" To one gallon of 90 or 95 per cent alcohol, add one quart of refined turpentine or camphene, and half an ounce of pulverized gum camphor, and to the above add four grains of sulphuric ether ; shake or stir the whole together, and let it remain from 15 to 18 days, occasionally shaking it to unite the ingredients. Then, if the composition is not transparent, you must add a sufficient quantity of alcohol, to bring it to the natural color of the alcohol before it was mixed ; then it is ready for use. Trim your lamps, put your tubes in the lamps well filled with cot-ton-wicking, and your lamps will burn clear without affecting the wick, and give a brilliant light, free from smoke or smell.
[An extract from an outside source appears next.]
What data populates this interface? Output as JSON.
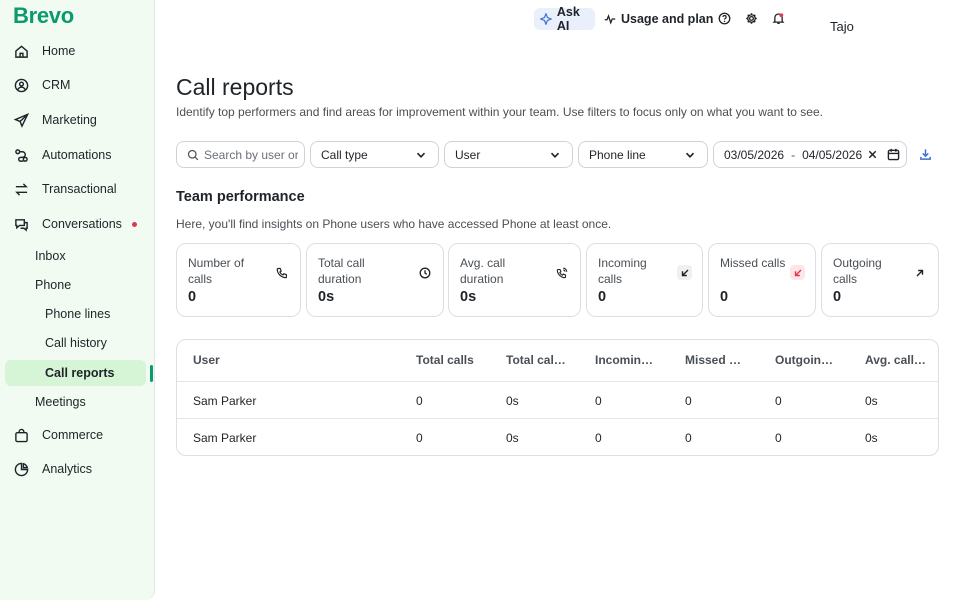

The above is called ' Foster's Patent Chemical Burning Composition.' " A correspondent in Spring Valley, Rockland county, N. Y., sends us the above, stating that it has been sold by an agent to a great number of persons in that section of country, upon the assurance that it is superior for cleanliness, cheapness, and for giving a brilliant light, to all other burning fluids, mixtures or compositions now known ; also that " it will not explode if exposed to fire, in any way it may be placed." Our opinion is solicited regarding its explosive character. It is, no doubt, a very good burning fluid, but no better nor cheaper than that made of super-refined turpentine and 95 per cent proof alcohol alone. None of the volatile burning fluids, so called, are explosive in the fluid state, and the agent referred to may have told the truth, but in such a way as to delude the purchasers of his recipe. All volatile fluids are dangerous, because of their liability to assume the gaseous form, mix with the atmosphere, and then become explosive when ignited. The above burning fluid is as dangerous to use as any of the burning fluids which are understood to be explosive, because it is just as volatile.
This article was originally published with the title "Burning Fluid Recipe" in Scientific American 13, 24, 189 (February 1858)